service has been running for 45 minutes, and it was still for an external IP. Hopping on the Docker Slack channel, I found out that the service controller doesn’t update the service object (yet). It turns out that the service is actually exposed locally. So the following worked:
$ curl localhost:80
I added a mapping for Ambassador to route
/httpbin/
to the
httpbin.org
service with the following configuration YAML:
apiVersion: v1
kind: Service
metadata:
name: httpbin
annotations:
getambassador.io/config: |
---
apiVersion: ambassador/v0
kind: Mapping
name: httpbin_mapping
prefix: /httpbin/
service: httpbin.org:80
host_rewrite: httpbin.org
spec:
ports:
- port: 80
And it worked perfectly:
$ curl localhost:80/httpbin/ip { "origin": "65.217.185.138" }

Some other notes on Ingress

In some conversations on the Slack channel, I learned a few other quirks:
  • To get a list of open ports, you can compile this binary. I haven’t tried this.
  • The service controller does not yet handle collisions between competing services. So the last service will win.

Docker Stacks and CRDs

Docker includes a native integration between Docker Swarm and Kubernetes with a
stack
custom resource definition. I’ve heard from many users how they love the simplicity of Docker Compose , and the
stack
CRD seems like a compelling approach.

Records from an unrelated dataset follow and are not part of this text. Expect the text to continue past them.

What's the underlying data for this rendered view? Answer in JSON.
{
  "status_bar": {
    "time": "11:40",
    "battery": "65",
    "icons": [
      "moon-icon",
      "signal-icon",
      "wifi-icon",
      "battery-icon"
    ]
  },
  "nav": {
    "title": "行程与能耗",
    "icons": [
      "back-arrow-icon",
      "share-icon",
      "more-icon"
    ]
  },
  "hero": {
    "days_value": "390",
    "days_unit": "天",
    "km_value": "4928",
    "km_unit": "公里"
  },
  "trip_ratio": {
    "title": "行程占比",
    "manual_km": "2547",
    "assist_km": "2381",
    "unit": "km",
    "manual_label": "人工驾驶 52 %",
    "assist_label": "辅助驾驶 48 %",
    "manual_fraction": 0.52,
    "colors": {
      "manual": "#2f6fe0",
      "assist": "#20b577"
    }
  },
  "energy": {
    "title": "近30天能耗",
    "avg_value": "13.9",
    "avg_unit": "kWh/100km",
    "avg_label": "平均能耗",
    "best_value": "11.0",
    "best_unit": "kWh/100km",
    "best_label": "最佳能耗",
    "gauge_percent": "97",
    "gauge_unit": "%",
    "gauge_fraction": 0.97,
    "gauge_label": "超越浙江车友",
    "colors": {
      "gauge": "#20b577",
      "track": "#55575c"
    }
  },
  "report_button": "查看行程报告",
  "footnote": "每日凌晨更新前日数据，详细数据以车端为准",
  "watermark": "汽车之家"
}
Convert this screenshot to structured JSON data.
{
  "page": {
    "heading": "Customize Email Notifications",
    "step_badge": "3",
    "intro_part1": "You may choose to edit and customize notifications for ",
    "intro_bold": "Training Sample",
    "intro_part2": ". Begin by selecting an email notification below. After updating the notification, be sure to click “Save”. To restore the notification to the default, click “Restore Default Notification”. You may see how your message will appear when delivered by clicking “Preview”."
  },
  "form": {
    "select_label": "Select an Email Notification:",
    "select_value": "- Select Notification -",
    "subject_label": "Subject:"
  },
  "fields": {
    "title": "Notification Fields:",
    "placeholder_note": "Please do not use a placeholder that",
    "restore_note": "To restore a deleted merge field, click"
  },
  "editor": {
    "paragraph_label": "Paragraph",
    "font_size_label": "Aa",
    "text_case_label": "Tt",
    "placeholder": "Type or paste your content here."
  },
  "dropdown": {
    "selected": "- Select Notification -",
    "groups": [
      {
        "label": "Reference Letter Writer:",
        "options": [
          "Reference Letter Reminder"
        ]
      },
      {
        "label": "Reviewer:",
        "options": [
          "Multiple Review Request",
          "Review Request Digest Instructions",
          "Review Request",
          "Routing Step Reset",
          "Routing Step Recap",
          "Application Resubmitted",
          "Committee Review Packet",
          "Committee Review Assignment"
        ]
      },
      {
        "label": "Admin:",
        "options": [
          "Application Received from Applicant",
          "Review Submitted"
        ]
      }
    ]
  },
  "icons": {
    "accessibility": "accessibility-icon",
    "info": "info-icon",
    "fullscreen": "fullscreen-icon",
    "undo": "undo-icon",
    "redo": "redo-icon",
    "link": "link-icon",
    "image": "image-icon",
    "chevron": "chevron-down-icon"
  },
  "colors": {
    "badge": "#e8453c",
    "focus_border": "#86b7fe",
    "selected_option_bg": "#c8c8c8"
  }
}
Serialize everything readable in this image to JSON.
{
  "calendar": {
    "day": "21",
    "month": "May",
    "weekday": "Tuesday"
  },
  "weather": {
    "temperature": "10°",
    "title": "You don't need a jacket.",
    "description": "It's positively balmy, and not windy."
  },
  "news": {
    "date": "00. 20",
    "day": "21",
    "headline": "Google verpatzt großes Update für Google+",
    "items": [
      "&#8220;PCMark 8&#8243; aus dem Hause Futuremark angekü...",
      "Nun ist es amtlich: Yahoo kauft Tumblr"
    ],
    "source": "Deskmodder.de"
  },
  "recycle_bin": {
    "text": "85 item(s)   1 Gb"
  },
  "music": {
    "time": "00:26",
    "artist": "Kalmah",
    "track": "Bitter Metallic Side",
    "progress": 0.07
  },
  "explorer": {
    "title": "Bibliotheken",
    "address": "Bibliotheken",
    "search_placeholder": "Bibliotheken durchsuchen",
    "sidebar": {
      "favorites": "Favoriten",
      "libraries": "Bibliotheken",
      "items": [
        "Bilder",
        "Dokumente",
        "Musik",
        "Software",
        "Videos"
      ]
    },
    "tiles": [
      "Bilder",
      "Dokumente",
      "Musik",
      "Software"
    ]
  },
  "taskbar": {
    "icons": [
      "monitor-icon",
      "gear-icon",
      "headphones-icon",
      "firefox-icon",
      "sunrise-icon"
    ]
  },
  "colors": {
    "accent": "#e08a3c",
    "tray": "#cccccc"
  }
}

Conclusion

Docker for Mac with Kubernetes has a lot of promise. While there are the rough edges you’d expect with any beta software, the Docker team has done an amazing job of building a useful alternative to Minikube. In addition, I’m excited to see how they’ve thought through how to make the experience idiomatic for Kubernetes users. I’m looking forward to updates!